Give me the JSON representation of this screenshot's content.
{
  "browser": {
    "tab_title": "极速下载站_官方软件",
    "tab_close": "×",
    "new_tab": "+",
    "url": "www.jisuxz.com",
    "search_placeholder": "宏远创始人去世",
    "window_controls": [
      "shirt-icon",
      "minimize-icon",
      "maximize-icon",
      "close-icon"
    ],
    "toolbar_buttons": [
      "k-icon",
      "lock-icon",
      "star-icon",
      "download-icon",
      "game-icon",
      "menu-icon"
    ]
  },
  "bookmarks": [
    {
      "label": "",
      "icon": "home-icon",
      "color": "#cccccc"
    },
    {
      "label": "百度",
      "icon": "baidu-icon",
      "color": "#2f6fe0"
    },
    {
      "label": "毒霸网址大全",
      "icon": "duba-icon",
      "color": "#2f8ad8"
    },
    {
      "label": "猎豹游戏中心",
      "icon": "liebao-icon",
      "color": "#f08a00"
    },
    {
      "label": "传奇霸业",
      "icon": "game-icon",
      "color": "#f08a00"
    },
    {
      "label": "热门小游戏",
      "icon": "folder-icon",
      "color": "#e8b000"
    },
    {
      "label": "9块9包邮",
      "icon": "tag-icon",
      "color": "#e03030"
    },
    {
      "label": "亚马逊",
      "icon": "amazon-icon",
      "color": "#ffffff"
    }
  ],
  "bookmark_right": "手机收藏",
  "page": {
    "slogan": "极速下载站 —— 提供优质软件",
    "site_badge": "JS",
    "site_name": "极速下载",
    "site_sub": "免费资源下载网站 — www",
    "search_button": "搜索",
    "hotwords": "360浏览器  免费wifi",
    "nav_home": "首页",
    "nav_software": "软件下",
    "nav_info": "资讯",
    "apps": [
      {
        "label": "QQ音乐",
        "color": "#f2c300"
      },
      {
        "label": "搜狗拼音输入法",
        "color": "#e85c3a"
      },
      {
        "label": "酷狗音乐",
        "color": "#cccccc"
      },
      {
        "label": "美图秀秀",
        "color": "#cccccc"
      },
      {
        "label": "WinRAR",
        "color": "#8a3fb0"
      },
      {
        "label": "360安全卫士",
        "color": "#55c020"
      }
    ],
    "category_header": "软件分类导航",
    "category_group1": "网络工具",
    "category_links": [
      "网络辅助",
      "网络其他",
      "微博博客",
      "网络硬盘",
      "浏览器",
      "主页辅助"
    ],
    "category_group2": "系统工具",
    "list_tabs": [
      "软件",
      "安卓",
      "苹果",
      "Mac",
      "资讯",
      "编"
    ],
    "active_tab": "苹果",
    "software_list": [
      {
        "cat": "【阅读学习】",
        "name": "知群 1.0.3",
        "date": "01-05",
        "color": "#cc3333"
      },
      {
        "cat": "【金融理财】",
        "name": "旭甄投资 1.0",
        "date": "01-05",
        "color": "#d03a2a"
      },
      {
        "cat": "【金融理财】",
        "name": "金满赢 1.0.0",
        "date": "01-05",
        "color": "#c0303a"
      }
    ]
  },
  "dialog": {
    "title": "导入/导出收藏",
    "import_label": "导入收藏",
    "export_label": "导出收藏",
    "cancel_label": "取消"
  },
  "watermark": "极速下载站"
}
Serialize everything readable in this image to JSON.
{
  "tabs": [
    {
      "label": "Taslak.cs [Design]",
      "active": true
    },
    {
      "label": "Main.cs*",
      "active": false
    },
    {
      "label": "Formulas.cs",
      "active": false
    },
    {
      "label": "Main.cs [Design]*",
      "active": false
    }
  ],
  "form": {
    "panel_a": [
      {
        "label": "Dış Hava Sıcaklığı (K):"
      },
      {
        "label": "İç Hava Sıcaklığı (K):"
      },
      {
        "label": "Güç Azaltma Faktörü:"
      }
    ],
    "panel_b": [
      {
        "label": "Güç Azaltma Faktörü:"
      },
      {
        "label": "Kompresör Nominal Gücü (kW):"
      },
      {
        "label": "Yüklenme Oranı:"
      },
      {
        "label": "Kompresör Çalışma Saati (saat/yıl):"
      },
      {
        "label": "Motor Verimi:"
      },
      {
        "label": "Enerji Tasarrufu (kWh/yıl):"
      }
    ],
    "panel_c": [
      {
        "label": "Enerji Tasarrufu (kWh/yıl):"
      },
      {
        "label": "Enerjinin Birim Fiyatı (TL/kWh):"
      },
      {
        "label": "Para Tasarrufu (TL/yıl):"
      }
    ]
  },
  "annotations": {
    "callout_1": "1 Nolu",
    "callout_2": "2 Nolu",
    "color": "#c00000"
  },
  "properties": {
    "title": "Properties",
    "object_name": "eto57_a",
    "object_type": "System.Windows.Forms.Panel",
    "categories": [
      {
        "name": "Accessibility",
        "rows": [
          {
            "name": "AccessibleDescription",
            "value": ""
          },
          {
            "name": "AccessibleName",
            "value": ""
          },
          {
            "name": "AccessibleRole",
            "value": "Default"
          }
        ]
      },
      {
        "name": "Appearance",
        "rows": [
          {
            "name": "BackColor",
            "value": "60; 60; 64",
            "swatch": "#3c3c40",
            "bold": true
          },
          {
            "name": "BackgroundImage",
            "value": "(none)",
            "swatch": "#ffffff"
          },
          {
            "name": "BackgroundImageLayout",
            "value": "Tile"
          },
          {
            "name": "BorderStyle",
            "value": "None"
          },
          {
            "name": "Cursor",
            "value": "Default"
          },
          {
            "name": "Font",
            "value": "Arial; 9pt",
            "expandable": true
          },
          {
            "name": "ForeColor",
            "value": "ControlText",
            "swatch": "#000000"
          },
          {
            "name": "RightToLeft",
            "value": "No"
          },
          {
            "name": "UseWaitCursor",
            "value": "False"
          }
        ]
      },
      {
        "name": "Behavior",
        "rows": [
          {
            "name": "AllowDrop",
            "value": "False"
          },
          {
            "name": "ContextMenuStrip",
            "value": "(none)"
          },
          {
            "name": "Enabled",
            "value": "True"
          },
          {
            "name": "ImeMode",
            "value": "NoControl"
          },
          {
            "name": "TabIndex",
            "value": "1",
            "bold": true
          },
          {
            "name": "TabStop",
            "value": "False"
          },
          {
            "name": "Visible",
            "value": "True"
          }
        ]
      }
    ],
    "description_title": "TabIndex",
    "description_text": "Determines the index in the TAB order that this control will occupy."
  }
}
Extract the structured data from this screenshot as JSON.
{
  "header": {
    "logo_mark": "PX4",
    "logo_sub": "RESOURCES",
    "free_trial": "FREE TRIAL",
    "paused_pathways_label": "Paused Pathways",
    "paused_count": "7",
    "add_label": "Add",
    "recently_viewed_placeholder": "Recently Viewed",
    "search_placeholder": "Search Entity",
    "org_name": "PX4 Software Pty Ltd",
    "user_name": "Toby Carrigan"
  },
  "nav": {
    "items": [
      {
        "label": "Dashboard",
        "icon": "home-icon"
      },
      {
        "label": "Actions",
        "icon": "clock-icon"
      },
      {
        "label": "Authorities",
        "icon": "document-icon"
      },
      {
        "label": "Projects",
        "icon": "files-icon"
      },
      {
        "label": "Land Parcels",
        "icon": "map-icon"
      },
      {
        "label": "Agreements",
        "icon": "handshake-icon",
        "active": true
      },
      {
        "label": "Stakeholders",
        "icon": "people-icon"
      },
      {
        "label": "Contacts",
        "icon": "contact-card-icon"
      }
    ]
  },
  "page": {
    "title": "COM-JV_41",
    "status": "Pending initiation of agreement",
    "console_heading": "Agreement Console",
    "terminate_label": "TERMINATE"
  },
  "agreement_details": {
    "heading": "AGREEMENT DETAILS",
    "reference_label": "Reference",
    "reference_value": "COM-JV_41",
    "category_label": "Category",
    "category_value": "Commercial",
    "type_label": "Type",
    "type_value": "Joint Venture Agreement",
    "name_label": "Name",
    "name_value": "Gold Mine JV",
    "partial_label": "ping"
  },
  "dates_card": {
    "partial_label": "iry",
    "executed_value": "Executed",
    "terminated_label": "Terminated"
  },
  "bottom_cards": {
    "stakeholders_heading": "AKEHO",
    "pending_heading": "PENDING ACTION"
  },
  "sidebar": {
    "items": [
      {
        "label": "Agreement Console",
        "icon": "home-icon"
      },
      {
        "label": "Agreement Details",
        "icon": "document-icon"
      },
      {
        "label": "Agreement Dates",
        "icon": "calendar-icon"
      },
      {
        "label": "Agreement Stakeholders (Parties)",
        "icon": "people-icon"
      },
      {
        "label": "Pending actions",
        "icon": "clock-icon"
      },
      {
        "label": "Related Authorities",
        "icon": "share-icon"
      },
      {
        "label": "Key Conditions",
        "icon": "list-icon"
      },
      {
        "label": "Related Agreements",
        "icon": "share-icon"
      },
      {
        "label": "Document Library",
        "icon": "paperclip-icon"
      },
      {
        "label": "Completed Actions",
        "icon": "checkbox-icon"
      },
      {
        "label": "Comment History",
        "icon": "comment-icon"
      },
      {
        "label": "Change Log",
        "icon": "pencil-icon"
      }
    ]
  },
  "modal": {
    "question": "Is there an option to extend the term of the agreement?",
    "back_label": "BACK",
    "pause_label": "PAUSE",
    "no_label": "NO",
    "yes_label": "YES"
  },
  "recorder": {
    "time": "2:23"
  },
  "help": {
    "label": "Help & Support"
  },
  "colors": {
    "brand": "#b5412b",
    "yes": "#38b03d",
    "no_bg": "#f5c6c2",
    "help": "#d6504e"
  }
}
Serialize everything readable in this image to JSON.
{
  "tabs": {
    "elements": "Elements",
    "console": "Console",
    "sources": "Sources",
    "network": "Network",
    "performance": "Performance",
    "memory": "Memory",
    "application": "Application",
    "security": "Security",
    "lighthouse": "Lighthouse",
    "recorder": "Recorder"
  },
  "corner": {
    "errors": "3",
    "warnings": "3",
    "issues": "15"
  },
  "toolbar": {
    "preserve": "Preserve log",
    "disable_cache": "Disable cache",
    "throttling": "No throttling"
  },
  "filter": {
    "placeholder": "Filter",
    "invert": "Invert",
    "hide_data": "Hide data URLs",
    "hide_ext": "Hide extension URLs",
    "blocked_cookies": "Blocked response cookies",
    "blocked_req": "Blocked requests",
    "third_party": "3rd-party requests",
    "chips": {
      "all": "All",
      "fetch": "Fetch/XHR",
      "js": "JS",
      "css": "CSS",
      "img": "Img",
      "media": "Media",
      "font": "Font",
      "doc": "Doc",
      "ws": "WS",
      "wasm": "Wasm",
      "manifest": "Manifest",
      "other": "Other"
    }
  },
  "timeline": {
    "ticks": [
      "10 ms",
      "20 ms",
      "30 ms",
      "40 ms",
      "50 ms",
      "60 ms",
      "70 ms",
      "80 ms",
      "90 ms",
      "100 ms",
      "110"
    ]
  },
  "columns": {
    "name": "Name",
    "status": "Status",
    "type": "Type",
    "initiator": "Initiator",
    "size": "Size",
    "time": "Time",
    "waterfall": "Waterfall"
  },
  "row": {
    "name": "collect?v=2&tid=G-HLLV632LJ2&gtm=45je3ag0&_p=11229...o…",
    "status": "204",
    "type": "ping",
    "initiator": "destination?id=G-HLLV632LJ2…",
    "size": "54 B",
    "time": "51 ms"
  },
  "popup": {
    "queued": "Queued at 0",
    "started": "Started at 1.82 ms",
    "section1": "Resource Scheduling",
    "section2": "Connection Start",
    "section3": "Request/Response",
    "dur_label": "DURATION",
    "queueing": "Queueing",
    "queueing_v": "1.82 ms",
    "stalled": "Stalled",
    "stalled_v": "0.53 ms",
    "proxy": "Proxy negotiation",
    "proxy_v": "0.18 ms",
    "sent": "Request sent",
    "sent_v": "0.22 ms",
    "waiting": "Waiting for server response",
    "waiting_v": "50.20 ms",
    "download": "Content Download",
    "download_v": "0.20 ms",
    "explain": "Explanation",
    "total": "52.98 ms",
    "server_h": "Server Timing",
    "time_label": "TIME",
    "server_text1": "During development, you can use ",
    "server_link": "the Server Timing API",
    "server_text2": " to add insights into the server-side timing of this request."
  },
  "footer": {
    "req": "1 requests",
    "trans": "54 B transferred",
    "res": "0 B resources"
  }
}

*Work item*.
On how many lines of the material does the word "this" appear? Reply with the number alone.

*The answer*.
6